*** Opening of PROVIDED ENTRIES ***
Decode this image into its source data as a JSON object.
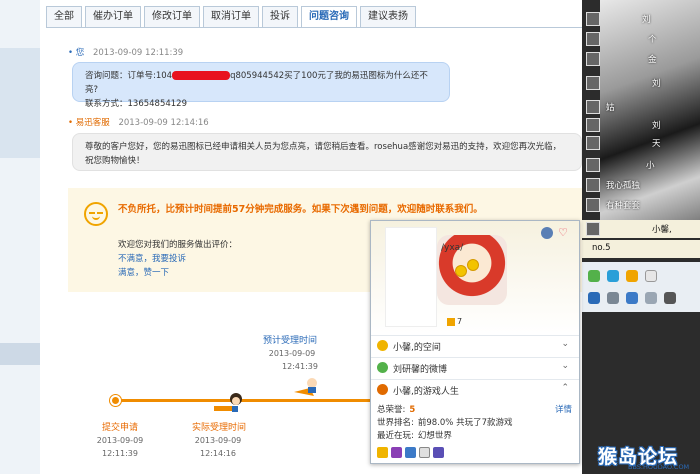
{
  "tabs": [
    {
      "label": "全部",
      "active": false
    },
    {
      "label": "催办订单",
      "active": false
    },
    {
      "label": "修改订单",
      "active": false
    },
    {
      "label": "取消订单",
      "active": false
    },
    {
      "label": "投诉",
      "active": false
    },
    {
      "label": "问题咨询",
      "active": true
    },
    {
      "label": "建议表扬",
      "active": false
    }
  ],
  "messages": {
    "user": {
      "name": "您",
      "time": "2013-09-09 12:11:39",
      "line1_a": "咨询问题：订单号:104",
      "line1_b": "q805944542买了100元了我的易迅图标为什么还不亮?",
      "line2": "联系方式：13654854129"
    },
    "service": {
      "name": "易迅客服",
      "time": "2013-09-09 12:14:16",
      "line1": "尊敬的客户您好，您的易迅图标已经申请相关人员为您点亮，请您稍后查看。rosehua感谢您对易迅的支持，欢迎您再次光临，",
      "line2": "祝您购物愉快！"
    }
  },
  "notice": {
    "title": "不负所托，比预计时间提前57分钟完成服务。如果下次遇到问题，欢迎随时联系我们。",
    "rate_prompt": "欢迎您对我们的服务做出评价：",
    "unsatisfied": "不满意，我要投诉",
    "satisfied": "满意，赞一下"
  },
  "timeline": {
    "submit": {
      "label": "提交申请",
      "date": "2013-09-09",
      "time": "12:11:39"
    },
    "actual": {
      "label": "实际受理时间",
      "date": "2013-09-09",
      "time": "12:14:16"
    },
    "expected": {
      "label": "预计受理时间",
      "date": "2013-09-09",
      "time": "12:41:39"
    }
  },
  "right_panel": {
    "rows": [
      "刘",
      "个",
      "金",
      "刘",
      "姑",
      "刘",
      "天",
      "小",
      "恐",
      "我心孤独",
      "有种套套",
      "小馨,",
      "no.5"
    ],
    "highlight_name": "小馨,"
  },
  "card": {
    "signature": "/yxa/",
    "level": "7",
    "rows": [
      {
        "label": "小馨,的空间",
        "chev": "⌄"
      },
      {
        "label": "刘研馨的微博",
        "chev": "⌄"
      },
      {
        "label": "小馨,的游戏人生",
        "chev": "⌃"
      }
    ],
    "honor_label": "总荣誉:",
    "honor_value": "5",
    "detail_link": "详情",
    "rank_label": "世界排名:",
    "rank_value": "前98.0%  共玩了7款游戏",
    "playing_label": "最近在玩:",
    "playing_value": "幻想世界"
  },
  "watermark": {
    "main": "猴岛论坛",
    "sub": "BBS.HOUDAO.COM"
  },
  "colors": {
    "accent_blue": "#2a6ab7",
    "orange": "#f08c00",
    "notice_bg": "#fdf7e4"
  }
}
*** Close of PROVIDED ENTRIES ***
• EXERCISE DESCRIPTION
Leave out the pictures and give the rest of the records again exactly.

• SOLUTION TO THE EXERCISE
Decode this image into its source data as a JSON object.
{
  "tabs": [
    {
      "label": "全部",
      "active": false
    },
    {
      "label": "催办订单",
      "active": false
    },
    {
      "label": "修改订单",
      "active": false
    },
    {
      "label": "取消订单",
      "active": false
    },
    {
      "label": "投诉",
      "active": false
    },
    {
      "label": "问题咨询",
      "active": true
    },
    {
      "label": "建议表扬",
      "active": false
    }
  ],
  "messages": {
    "user": {
      "name": "您",
      "time": "2013-09-09 12:11:39",
      "line1_a": "咨询问题：订单号:104",
      "line1_b": "q805944542买了100元了我的易迅图标为什么还不亮?",
      "line2": "联系方式：13654854129"
    },
    "service": {
      "name": "易迅客服",
      "time": "2013-09-09 12:14:16",
      "line1": "尊敬的客户您好，您的易迅图标已经申请相关人员为您点亮，请您稍后查看。rosehua感谢您对易迅的支持，欢迎您再次光临，",
      "line2": "祝您购物愉快！"
    }
  },
  "notice": {
    "title": "不负所托，比预计时间提前57分钟完成服务。如果下次遇到问题，欢迎随时联系我们。",
    "rate_prompt": "欢迎您对我们的服务做出评价：",
    "unsatisfied": "不满意，我要投诉",
    "satisfied": "满意，赞一下"
  },
  "timeline": {
    "submit": {
      "label": "提交申请",
      "date": "2013-09-09",
      "time": "12:11:39"
    },
    "actual": {
      "label": "实际受理时间",
      "date": "2013-09-09",
      "time": "12:14:16"
    },
    "expected": {
      "label": "预计受理时间",
      "date": "2013-09-09",
      "time": "12:41:39"
    }
  },
  "right_panel": {
    "rows": [
      "刘",
      "个",
      "金",
      "刘",
      "姑",
      "刘",
      "天",
      "小",
      "恐",
      "我心孤独",
      "有种套套",
      "小馨,",
      "no.5"
    ],
    "highlight_name": "小馨,"
  },
  "card": {
    "signature": "/yxa/",
    "level": "7",
    "rows": [
      {
        "label": "小馨,的空间",
        "chev": "⌄"
      },
      {
        "label": "刘研馨的微博",
        "chev": "⌄"
      },
      {
        "label": "小馨,的游戏人生",
        "chev": "⌃"
      }
    ],
    "honor_label": "总荣誉:",
    "honor_value": "5",
    "detail_link": "详情",
    "rank_label": "世界排名:",
    "rank_value": "前98.0%  共玩了7款游戏",
    "playing_label": "最近在玩:",
    "playing_value": "幻想世界"
  },
  "watermark": {
    "main": "猴岛论坛",
    "sub": "BBS.HOUDAO.COM"
  },
  "colors": {
    "accent_blue": "#2a6ab7",
    "orange": "#f08c00",
    "notice_bg": "#fdf7e4"
  }
}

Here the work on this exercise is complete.